--- Material to process Enclosed Below ---

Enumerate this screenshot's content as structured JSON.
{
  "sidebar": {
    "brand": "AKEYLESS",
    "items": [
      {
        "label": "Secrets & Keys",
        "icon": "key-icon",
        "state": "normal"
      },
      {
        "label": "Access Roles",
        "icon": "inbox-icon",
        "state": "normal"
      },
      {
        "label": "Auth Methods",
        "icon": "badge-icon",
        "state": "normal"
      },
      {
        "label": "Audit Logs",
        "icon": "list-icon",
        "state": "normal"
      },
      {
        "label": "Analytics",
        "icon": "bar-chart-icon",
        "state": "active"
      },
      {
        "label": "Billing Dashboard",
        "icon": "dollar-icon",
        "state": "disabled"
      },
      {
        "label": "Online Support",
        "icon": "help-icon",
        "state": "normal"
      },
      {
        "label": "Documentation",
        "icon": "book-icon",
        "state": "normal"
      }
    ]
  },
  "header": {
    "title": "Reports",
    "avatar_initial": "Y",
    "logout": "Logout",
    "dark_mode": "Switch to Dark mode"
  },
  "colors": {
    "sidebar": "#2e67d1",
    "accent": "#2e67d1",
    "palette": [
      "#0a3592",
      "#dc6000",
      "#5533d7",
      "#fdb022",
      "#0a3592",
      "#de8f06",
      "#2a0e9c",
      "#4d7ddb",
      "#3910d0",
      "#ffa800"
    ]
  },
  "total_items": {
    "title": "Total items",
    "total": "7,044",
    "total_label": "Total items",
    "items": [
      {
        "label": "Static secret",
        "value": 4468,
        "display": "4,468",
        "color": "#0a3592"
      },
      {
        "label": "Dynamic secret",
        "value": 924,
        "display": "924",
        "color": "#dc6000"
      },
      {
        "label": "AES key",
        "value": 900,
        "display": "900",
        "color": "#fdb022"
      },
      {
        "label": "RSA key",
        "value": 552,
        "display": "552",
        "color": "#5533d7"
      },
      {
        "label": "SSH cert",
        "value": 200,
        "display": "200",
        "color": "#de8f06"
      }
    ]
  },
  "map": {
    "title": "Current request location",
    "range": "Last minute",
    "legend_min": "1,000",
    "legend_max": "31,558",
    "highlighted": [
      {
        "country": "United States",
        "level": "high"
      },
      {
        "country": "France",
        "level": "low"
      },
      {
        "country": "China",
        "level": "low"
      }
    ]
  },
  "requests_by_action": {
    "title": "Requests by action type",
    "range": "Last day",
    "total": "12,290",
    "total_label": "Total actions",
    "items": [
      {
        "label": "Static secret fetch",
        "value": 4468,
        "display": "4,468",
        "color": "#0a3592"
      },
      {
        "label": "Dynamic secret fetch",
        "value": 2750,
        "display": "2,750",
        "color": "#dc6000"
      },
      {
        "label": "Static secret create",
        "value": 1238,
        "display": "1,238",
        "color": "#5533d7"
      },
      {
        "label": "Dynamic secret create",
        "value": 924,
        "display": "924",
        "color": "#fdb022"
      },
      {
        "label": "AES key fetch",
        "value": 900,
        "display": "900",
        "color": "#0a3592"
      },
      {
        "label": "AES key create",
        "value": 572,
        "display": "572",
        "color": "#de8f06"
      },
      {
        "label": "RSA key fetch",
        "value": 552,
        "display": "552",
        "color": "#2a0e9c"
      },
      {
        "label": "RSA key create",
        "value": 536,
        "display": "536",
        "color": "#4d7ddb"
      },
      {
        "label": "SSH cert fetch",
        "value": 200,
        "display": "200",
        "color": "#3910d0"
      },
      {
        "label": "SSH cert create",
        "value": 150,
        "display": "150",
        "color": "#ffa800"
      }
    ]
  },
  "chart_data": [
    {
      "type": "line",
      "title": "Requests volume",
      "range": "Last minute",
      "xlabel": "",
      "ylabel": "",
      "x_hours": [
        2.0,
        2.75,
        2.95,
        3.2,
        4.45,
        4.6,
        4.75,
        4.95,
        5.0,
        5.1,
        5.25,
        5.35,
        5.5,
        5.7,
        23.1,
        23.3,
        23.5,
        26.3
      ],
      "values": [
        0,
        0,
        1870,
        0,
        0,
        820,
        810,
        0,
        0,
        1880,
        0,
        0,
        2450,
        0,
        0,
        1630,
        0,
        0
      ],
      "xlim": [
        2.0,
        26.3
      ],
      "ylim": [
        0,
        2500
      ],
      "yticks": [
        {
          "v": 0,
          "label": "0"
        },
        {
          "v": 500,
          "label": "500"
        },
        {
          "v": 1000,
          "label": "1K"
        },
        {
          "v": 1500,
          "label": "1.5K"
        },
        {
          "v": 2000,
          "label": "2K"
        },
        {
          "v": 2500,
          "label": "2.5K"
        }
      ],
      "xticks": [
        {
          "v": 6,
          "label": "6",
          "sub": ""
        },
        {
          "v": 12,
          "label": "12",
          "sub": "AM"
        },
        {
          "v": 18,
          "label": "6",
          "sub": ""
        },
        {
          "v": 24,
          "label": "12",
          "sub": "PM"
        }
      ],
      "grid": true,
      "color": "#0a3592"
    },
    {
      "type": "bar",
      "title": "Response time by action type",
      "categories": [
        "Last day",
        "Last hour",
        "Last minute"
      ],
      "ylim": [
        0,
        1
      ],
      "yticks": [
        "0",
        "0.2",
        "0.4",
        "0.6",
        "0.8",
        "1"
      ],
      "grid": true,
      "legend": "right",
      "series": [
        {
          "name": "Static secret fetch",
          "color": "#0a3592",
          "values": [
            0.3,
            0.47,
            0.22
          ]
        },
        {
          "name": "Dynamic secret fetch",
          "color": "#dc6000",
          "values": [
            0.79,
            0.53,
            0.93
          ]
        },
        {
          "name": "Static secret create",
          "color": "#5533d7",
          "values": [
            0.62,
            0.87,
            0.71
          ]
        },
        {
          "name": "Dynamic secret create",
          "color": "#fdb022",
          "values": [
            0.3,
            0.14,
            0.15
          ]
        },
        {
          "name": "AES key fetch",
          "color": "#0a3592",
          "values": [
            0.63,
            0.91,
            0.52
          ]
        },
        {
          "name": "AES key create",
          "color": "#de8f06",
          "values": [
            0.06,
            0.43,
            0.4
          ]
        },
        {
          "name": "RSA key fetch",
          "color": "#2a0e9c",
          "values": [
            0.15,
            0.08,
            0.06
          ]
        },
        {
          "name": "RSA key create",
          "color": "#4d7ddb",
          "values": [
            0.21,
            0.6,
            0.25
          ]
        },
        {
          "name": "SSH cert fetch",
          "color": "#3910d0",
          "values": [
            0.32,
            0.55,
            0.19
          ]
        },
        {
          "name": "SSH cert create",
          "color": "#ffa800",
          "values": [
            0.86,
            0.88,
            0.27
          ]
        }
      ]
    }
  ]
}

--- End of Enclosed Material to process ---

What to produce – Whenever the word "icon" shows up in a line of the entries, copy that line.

Written solution –
        "icon": "key-icon",
        "icon": "inbox-icon",
        "icon": "badge-icon",
        "icon": "list-icon",
        "icon": "bar-chart-icon",
        "icon": "dollar-icon",
        "icon": "help-icon",
        "icon": "book-icon",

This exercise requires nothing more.